Reproduce the listing below verbatim.

+ + +

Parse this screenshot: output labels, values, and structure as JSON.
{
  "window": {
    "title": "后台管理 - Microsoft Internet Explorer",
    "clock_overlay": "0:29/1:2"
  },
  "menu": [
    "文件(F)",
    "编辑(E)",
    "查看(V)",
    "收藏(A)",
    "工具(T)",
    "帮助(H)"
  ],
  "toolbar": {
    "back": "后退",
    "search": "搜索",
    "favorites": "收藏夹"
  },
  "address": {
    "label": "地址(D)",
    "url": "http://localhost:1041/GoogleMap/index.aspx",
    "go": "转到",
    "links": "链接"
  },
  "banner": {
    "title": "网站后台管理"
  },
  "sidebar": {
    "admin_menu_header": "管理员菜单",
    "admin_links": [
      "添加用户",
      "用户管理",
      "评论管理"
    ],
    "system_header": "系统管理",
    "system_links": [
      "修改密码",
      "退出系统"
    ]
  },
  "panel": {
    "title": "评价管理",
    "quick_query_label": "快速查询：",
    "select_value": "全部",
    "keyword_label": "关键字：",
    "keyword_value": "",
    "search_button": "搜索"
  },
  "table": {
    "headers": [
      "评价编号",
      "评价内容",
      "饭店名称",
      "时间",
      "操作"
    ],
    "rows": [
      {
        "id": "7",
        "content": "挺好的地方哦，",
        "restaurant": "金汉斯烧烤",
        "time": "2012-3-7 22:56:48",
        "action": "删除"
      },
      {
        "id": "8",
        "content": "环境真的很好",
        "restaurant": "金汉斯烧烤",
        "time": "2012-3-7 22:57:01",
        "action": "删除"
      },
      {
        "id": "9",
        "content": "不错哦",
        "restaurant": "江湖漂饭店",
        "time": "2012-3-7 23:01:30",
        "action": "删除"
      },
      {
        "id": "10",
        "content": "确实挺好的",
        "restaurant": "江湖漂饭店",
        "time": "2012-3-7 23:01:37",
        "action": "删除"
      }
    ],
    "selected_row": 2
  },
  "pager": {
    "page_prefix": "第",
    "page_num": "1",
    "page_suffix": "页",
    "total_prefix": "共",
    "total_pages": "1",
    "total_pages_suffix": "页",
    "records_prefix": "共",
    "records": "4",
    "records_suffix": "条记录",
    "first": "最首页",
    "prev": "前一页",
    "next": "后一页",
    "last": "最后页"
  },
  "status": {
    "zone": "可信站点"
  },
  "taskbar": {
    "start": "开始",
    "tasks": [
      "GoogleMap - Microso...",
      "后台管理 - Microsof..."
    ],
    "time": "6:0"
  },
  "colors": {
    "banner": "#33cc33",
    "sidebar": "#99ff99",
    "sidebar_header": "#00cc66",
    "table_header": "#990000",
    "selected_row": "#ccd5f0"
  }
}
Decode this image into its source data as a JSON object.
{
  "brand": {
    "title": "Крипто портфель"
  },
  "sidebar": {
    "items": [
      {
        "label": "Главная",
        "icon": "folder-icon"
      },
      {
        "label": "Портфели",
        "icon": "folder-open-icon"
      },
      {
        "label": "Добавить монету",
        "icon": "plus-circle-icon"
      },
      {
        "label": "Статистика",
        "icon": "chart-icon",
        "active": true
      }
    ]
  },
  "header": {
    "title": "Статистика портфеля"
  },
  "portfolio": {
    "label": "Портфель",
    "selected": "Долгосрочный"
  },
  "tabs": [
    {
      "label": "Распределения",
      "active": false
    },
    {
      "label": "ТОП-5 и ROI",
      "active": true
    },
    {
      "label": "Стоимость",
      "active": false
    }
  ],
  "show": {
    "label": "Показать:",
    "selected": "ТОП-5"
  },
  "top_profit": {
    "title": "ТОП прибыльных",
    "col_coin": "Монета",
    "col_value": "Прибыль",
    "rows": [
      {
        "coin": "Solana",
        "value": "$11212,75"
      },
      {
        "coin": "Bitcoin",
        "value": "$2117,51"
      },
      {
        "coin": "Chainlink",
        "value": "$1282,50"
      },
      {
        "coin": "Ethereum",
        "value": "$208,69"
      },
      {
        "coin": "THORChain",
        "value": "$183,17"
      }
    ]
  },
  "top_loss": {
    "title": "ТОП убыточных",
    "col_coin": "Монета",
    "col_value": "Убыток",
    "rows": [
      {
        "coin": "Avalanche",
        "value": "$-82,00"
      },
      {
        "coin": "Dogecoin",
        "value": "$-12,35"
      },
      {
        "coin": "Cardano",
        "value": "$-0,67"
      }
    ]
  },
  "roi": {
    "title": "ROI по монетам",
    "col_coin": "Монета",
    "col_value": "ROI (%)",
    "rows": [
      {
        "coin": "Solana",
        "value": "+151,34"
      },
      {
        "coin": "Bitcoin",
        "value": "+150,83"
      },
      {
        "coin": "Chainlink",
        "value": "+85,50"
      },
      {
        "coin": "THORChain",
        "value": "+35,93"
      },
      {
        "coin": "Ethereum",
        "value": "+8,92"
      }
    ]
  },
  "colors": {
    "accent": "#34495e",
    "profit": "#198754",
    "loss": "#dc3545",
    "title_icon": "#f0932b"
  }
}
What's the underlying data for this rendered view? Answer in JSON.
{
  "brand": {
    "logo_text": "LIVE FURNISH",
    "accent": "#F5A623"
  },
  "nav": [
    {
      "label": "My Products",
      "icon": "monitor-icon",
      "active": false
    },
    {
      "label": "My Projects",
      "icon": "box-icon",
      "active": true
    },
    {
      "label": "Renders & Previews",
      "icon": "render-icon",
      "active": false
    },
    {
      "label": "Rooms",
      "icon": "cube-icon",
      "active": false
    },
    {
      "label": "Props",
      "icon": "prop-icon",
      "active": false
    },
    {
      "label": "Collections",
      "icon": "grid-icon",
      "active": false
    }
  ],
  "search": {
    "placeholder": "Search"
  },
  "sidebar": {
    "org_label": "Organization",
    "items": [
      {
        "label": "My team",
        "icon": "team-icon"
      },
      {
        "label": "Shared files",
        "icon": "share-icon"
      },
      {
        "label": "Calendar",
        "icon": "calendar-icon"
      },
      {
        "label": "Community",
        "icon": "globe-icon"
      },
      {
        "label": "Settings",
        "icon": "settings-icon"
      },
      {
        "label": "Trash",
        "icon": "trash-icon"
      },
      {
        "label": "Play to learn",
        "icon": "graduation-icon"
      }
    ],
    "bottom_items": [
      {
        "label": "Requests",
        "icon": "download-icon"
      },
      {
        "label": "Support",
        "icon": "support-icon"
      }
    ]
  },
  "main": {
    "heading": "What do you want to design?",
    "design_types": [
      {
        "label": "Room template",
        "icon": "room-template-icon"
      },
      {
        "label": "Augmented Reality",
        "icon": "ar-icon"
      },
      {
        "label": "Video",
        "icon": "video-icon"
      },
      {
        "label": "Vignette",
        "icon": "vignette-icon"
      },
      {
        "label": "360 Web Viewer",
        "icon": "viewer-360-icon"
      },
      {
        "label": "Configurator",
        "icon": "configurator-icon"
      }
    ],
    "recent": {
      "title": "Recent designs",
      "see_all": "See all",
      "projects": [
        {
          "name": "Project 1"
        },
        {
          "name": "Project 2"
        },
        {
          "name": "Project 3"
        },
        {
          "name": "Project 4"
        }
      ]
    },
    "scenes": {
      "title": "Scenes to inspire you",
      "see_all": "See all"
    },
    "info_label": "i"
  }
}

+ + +

> COMPLETED EXERCISE:
Parse this screenshot: output labels, values, and structure as JSON.
{
  "window": {
    "title": "后台管理 - Microsoft Internet Explorer",
    "clock_overlay": "0:29/1:2"
  },
  "menu": [
    "文件(F)",
    "编辑(E)",
    "查看(V)",
    "收藏(A)",
    "工具(T)",
    "帮助(H)"
  ],
  "toolbar": {
    "back": "后退",
    "search": "搜索",
    "favorites": "收藏夹"
  },
  "address": {
    "label": "地址(D)",
    "url": "http://localhost:1041/GoogleMap/index.aspx",
    "go": "转到",
    "links": "链接"
  },
  "banner": {
    "title": "网站后台管理"
  },
  "sidebar": {
    "admin_menu_header": "管理员菜单",
    "admin_links": [
      "添加用户",
      "用户管理",
      "评论管理"
    ],
    "system_header": "系统管理",
    "system_links": [
      "修改密码",
      "退出系统"
    ]
  },
  "panel": {
    "title": "评价管理",
    "quick_query_label": "快速查询：",
    "select_value": "全部",
    "keyword_label": "关键字：",
    "keyword_value": "",
    "search_button": "搜索"
  },
  "table": {
    "headers": [
      "评价编号",
      "评价内容",
      "饭店名称",
      "时间",
      "操作"
    ],
    "rows": [
      {
        "id": "7",
        "content": "挺好的地方哦，",
        "restaurant": "金汉斯烧烤",
        "time": "2012-3-7 22:56:48",
        "action": "删除"
      },
      {
        "id": "8",
        "content": "环境真的很好",
        "restaurant": "金汉斯烧烤",
        "time": "2012-3-7 22:57:01",
        "action": "删除"
      },
      {
        "id": "9",
        "content": "不错哦",
        "restaurant": "江湖漂饭店",
        "time": "2012-3-7 23:01:30",
        "action": "删除"
      },
      {
        "id": "10",
        "content": "确实挺好的",
        "restaurant": "江湖漂饭店",
        "time": "2012-3-7 23:01:37",
        "action": "删除"
      }
    ],
    "selected_row": 2
  },
  "pager": {
    "page_prefix": "第",
    "page_num": "1",
    "page_suffix": "页",
    "total_prefix": "共",
    "total_pages": "1",
    "total_pages_suffix": "页",
    "records_prefix": "共",
    "records": "4",
    "records_suffix": "条记录",
    "first": "最首页",
    "prev": "前一页",
    "next": "后一页",
    "last": "最后页"
  },
  "status": {
    "zone": "可信站点"
  },
  "taskbar": {
    "start": "开始",
    "tasks": [
      "GoogleMap - Microso...",
      "后台管理 - Microsof..."
    ],
    "time": "6:0"
  },
  "colors": {
    "banner": "#33cc33",
    "sidebar": "#99ff99",
    "sidebar_header": "#00cc66",
    "table_header": "#990000",
    "selected_row": "#ccd5f0"
  }
}
Decode this image into its source data as a JSON object.
{
  "brand": {
    "title": "Крипто портфель"
  },
  "sidebar": {
    "items": [
      {
        "label": "Главная",
        "icon": "folder-icon"
      },
      {
        "label": "Портфели",
        "icon": "folder-open-icon"
      },
      {
        "label": "Добавить монету",
        "icon": "plus-circle-icon"
      },
      {
        "label": "Статистика",
        "icon": "chart-icon",
        "active": true
      }
    ]
  },
  "header": {
    "title": "Статистика портфеля"
  },
  "portfolio": {
    "label": "Портфель",
    "selected": "Долгосрочный"
  },
  "tabs": [
    {
      "label": "Распределения",
      "active": false
    },
    {
      "label": "ТОП-5 и ROI",
      "active": true
    },
    {
      "label": "Стоимость",
      "active": false
    }
  ],
  "show": {
    "label": "Показать:",
    "selected": "ТОП-5"
  },
  "top_profit": {
    "title": "ТОП прибыльных",
    "col_coin": "Монета",
    "col_value": "Прибыль",
    "rows": [
      {
        "coin": "Solana",
        "value": "$11212,75"
      },
      {
        "coin": "Bitcoin",
        "value": "$2117,51"
      },
      {
        "coin": "Chainlink",
        "value": "$1282,50"
      },
      {
        "coin": "Ethereum",
        "value": "$208,69"
      },
      {
        "coin": "THORChain",
        "value": "$183,17"
      }
    ]
  },
  "top_loss": {
    "title": "ТОП убыточных",
    "col_coin": "Монета",
    "col_value": "Убыток",
    "rows": [
      {
        "coin": "Avalanche",
        "value": "$-82,00"
      },
      {
        "coin": "Dogecoin",
        "value": "$-12,35"
      },
      {
        "coin": "Cardano",
        "value": "$-0,67"
      }
    ]
  },
  "roi": {
    "title": "ROI по монетам",
    "col_coin": "Монета",
    "col_value": "ROI (%)",
    "rows": [
      {
        "coin": "Solana",
        "value": "+151,34"
      },
      {
        "coin": "Bitcoin",
        "value": "+150,83"
      },
      {
        "coin": "Chainlink",
        "value": "+85,50"
      },
      {
        "coin": "THORChain",
        "value": "+35,93"
      },
      {
        "coin": "Ethereum",
        "value": "+8,92"
      }
    ]
  },
  "colors": {
    "accent": "#34495e",
    "profit": "#198754",
    "loss": "#dc3545",
    "title_icon": "#f0932b"
  }
}
What's the underlying data for this rendered view? Answer in JSON.
{
  "brand": {
    "logo_text": "LIVE FURNISH",
    "accent": "#F5A623"
  },
  "nav": [
    {
      "label": "My Products",
      "icon": "monitor-icon",
      "active": false
    },
    {
      "label": "My Projects",
      "icon": "box-icon",
      "active": true
    },
    {
      "label": "Renders & Previews",
      "icon": "render-icon",
      "active": false
    },
    {
      "label": "Rooms",
      "icon": "cube-icon",
      "active": false
    },
    {
      "label": "Props",
      "icon": "prop-icon",
      "active": false
    },
    {
      "label": "Collections",
      "icon": "grid-icon",
      "active": false
    }
  ],
  "search": {
    "placeholder": "Search"
  },
  "sidebar": {
    "org_label": "Organization",
    "items": [
      {
        "label": "My team",
        "icon": "team-icon"
      },
      {
        "label": "Shared files",
        "icon": "share-icon"
      },
      {
        "label": "Calendar",
        "icon": "calendar-icon"
      },
      {
        "label": "Community",
        "icon": "globe-icon"
      },
      {
        "label": "Settings",
        "icon": "settings-icon"
      },
      {
        "label": "Trash",
        "icon": "trash-icon"
      },
      {
        "label": "Play to learn",
        "icon": "graduation-icon"
      }
    ],
    "bottom_items": [
      {
        "label": "Requests",
        "icon": "download-icon"
      },
      {
        "label": "Support",
        "icon": "support-icon"
      }
    ]
  },
  "main": {
    "heading": "What do you want to design?",
    "design_types": [
      {
        "label": "Room template",
        "icon": "room-template-icon"
      },
      {
        "label": "Augmented Reality",
        "icon": "ar-icon"
      },
      {
        "label": "Video",
        "icon": "video-icon"
      },
      {
        "label": "Vignette",
        "icon": "vignette-icon"
      },
      {
        "label": "360 Web Viewer",
        "icon": "viewer-360-icon"
      },
      {
        "label": "Configurator",
        "icon": "configurator-icon"
      }
    ],
    "recent": {
      "title": "Recent designs",
      "see_all": "See all",
      "projects": [
        {
          "name": "Project 1"
        },
        {
          "name": "Project 2"
        },
        {
          "name": "Project 3"
        },
        {
          "name": "Project 4"
        }
      ]
    },
    "scenes": {
      "title": "Scenes to inspire you",
      "see_all": "See all"
    },
    "info_label": "i"
  }
}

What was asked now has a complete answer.